It should be stated in this connection, that the salt used in this country is not manufactured by boiling clean salt water, nor quarried from mines, but is obtained from marshes along the sea-shore, as in Cyprus, or from salt lakes in the interior, which dry up in the summer, as one in the desert north of Palmyra, and the great Lake of Jebbul, south-east of Aleppo. The salt of our Sidon merchant was from the vast marches near Larnaca. I have seen these marshes covered with a thick crust of salt, and have also visited them when it had been gathered into heaps like hay-cocks [haystacks] in a meadow. The large winter lake south-east of Aleppo I found dried up by the last of August, and the entire basin, further than the eye could reach, was white as snow with an incrustation of course salt.
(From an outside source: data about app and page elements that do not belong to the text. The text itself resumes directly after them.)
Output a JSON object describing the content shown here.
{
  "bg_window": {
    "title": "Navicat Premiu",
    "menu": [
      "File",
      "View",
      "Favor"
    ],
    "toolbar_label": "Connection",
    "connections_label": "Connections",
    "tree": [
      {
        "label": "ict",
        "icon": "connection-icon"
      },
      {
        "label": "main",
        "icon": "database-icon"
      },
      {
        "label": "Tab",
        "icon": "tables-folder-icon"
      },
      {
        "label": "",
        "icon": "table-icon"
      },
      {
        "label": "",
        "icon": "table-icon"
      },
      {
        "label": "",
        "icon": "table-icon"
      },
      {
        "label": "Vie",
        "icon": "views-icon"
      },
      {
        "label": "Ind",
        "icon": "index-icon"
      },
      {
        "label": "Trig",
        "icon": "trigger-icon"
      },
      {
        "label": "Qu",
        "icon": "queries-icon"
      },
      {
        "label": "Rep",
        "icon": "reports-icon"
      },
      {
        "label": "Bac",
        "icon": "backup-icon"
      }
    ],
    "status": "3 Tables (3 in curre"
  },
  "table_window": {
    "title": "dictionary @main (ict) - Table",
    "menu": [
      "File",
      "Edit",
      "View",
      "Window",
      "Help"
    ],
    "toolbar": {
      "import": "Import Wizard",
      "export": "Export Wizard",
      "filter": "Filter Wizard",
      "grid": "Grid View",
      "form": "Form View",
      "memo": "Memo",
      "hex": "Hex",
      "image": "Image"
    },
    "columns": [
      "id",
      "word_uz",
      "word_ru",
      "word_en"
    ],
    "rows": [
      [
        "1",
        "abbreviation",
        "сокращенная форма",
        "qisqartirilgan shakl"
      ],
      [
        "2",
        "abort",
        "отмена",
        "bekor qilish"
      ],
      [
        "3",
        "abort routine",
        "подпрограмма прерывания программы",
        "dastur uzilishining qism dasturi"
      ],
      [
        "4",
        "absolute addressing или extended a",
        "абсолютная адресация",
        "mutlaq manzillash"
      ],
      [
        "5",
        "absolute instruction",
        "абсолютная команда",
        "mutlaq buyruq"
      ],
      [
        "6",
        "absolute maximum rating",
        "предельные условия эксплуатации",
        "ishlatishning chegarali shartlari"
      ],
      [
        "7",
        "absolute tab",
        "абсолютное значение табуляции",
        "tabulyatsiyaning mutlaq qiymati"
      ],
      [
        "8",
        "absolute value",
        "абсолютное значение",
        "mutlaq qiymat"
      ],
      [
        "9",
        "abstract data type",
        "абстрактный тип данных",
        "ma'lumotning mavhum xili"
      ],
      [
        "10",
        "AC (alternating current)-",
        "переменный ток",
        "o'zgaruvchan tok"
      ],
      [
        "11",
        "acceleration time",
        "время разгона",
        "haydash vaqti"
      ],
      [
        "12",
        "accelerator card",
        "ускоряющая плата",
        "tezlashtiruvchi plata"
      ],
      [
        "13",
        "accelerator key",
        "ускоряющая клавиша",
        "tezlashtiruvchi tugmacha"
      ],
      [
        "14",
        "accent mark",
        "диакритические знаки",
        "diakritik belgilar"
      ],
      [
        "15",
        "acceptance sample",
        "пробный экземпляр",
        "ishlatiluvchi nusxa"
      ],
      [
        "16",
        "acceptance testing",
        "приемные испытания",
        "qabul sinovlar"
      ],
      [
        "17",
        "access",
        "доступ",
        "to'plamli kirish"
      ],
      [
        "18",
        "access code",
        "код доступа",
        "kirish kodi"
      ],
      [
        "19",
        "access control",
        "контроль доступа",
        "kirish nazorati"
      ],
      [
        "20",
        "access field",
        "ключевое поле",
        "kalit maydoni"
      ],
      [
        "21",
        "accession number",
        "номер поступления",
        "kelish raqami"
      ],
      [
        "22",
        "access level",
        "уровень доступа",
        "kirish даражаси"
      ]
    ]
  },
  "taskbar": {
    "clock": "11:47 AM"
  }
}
Hundreds of people were out gathering and carrying it to Jebbul, where the Government stores were kept.
Maundrell, who visited the lake at Jebbul, tells us that he found salt there which had entirely “lost its savor;” and the same abounds among the debris at Usdum, and other localities of rock-salt at the south end of the Dead Sea. Indeed, it is a well-known fact that the salt of this country, when in contact with the ground, or exposed to rain and sun, does become insipid and useless. From the manner in which it is gathered, much earth and other impurities are necessarily collected with it. Not a little of it is so impure that it cannot be used at all; and such salt soon effloresces and turns to dust—not to fruitful soil however. It is not only good for nothing itself, but it actually destroys all fertility wherever it is thrown; and this is the reason why it is cast into the street. There is a sort of verbal verisimilitude in the manner in which our Lord alludes to the act—“it is cast out” and “trodden underfoot;” so troublesome is this corrupted salt that it is carefully swept up, carried forth, and thrown into the street. There is no place about the house, yard, or garden where it can be tolerated. No man will allow it to be thrown on to his field, and the only place for it is the street; and there it is cast, to be trodden under the foot of men” (W. M. Thompson, The Land and the Book, Baker Book House, Grand Rapids, MI, reprinted 1973. Chap. XXVI, “Kersa-Tiberias,” Pps. 381-382).
“thrown out into the street.” The words “into the street” are added for clarity. Although the text just says “thrown out,” to most people today that means “thrown into the trash.” But there were no trash cans in the biblical world, and no trash collectors. “Thrown out,” meant “thrown out of the house into the street,” and that happened with most unwanted things. For example, in the Roman world, sewage was almost always simply thrown into the street, which was a major reason for the horrible stench in the cities, the prevalence of disease, and why it was important to wash one’s feet upon entering a house (and why that job was given to the lowest slaves in the household). Salt that had lost its saltiness was thrown out into the street and was trampled on by the street traffic.